It's All Trunks And Tusks At This Beauty School
Today's lesson: how to trim an elephant's toenails.
Using a rasp, nippers, and a hoof-cutting knife, 10 students from as far away as Australia are learning the finer points of pachyderm pedicure - part of a two-week elephant-handling school hosted by Scott and Heidi Riddle on their 33-acre elephant sanctuary in the Ozark foothills.
Unlike dog, cat, or horse owners, who can go to bookstores or libraries for information on caring for their animals, elephant handlers find that information they need is harder to come by. At the Riddles', the elephant handlers can talk shop, exchanging stories and ideas.
"Elephant handling is a dying art," Mr. Riddle says. "We have knowledge we'd like to share."
The farm has seven elephants. On this day the students are grooming Betty Boop - known as "Booper" - an 8,000-pound female Asian elephant. Booper stands on a pair of stands shaped like inverted washtubs.

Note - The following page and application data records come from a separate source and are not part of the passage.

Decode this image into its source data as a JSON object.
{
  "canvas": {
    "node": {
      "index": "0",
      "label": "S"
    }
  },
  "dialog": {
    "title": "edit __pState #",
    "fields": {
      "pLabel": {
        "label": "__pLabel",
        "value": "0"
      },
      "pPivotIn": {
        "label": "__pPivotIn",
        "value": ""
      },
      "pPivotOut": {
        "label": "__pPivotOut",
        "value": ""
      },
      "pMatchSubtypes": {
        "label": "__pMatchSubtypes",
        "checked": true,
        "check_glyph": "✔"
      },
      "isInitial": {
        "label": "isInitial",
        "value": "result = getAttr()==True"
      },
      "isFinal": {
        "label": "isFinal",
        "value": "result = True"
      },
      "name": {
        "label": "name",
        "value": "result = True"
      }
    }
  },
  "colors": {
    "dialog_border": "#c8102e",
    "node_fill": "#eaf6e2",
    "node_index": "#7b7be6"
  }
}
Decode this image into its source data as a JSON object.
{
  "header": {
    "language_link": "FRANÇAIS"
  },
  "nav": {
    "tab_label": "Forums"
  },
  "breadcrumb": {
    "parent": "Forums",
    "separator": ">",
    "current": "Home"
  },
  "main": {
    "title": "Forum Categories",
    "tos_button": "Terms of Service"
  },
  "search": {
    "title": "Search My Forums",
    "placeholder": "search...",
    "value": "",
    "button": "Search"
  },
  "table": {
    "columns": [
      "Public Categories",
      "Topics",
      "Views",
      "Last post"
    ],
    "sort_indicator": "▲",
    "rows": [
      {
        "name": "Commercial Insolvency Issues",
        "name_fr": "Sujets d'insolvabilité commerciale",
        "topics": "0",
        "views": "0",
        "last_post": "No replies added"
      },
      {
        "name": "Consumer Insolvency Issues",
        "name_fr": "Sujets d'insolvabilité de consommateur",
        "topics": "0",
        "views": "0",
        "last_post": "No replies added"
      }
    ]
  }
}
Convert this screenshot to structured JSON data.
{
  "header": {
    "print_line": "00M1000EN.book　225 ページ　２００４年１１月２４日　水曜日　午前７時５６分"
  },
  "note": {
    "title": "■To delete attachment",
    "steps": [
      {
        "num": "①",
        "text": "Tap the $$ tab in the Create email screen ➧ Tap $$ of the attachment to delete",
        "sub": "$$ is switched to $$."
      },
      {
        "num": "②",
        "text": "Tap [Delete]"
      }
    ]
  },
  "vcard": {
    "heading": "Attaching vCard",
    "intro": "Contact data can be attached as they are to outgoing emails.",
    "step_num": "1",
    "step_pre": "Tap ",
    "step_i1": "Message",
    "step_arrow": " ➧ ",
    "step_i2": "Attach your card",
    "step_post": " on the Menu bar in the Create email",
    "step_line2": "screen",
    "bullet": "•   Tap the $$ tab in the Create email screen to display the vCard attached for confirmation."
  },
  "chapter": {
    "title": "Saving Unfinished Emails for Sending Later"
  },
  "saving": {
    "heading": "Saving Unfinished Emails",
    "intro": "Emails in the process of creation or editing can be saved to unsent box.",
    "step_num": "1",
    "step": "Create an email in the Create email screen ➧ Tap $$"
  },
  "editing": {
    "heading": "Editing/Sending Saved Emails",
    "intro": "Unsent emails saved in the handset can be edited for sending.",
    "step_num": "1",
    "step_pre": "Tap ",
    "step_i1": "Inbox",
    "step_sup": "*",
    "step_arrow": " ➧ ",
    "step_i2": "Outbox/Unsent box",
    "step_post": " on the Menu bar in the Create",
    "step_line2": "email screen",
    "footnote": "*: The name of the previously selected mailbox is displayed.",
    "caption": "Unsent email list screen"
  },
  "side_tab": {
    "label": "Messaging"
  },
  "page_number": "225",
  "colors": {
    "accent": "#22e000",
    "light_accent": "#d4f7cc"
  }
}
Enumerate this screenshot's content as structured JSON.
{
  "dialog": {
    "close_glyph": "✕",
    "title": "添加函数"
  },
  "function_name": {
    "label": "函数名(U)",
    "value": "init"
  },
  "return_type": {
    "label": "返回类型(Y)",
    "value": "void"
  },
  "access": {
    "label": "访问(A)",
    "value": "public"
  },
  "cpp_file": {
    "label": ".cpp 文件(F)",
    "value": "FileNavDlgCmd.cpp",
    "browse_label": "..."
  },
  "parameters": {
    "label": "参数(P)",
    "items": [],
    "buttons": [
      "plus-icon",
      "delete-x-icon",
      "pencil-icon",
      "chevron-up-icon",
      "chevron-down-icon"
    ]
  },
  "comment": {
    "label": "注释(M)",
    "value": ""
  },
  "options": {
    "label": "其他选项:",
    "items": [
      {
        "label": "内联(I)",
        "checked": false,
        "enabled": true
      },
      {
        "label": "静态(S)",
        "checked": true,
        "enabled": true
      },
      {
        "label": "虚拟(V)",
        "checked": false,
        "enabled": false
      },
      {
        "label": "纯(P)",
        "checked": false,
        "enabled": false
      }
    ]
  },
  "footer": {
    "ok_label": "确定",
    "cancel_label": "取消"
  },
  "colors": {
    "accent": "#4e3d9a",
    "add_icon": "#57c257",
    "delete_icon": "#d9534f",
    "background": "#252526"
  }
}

Her two front feet are on one tub, her back ones on the other, allowing the handlers to go under and around the elephant's feet. Scott and Heidi take turns showing the shape of healthy nails and how to use tools and salves to create them.
Booper responds quickly to each command, getting off the tubs and back up as quietly as a cat getting on and off an easy chair. Excused from her duties for a few moments, she wanders into the high grass, trunk swinging, seeking a snack. She returns at a call from Ms. Riddle.
Mr. Riddle, originally from El Cajon, Calif., has 30 years experience handling elephants, including work at the Los Angeles Zoo and Ringling Bros.
The Riddles' sanctuary is nestled among cattle and horse operations. From a distance, the elephant paddock looks the same, but up close, the posts rise eight feet and are sunk seven feet to contain massive mammals. Fences, of welded railroad rails, enclose two acres, including a few trees and a pair of mudholes - one man-made, the other elephant-made.
Guinea fowl, geese, ducks, and chickens run freely at the farm. Happy, well-fed dogs and cats circulate, accepting pats and praise. The Riddles' three children - ages 4, 5, 7 - bound about.
The dorms are tarp-covered tents. The classroom is earth and sky.
This is the second year the school has been offered; students came from Canada, Japan, the Netherlands, and England.
Ian Freeman of Melbourne, Australia, has worked with elephants for 15 years. He heard about the school through the Elephant Managers Association.
"To come here and pick up some more techniques is a tremendous opportunity," Mr. Freeman said.
Lynn Polke joined the Ringling Bros. and Barnum & Bailey Circus in 1980 after auditioning for a dancer's job. She said she was attending "to prove that I'm serious about elephants."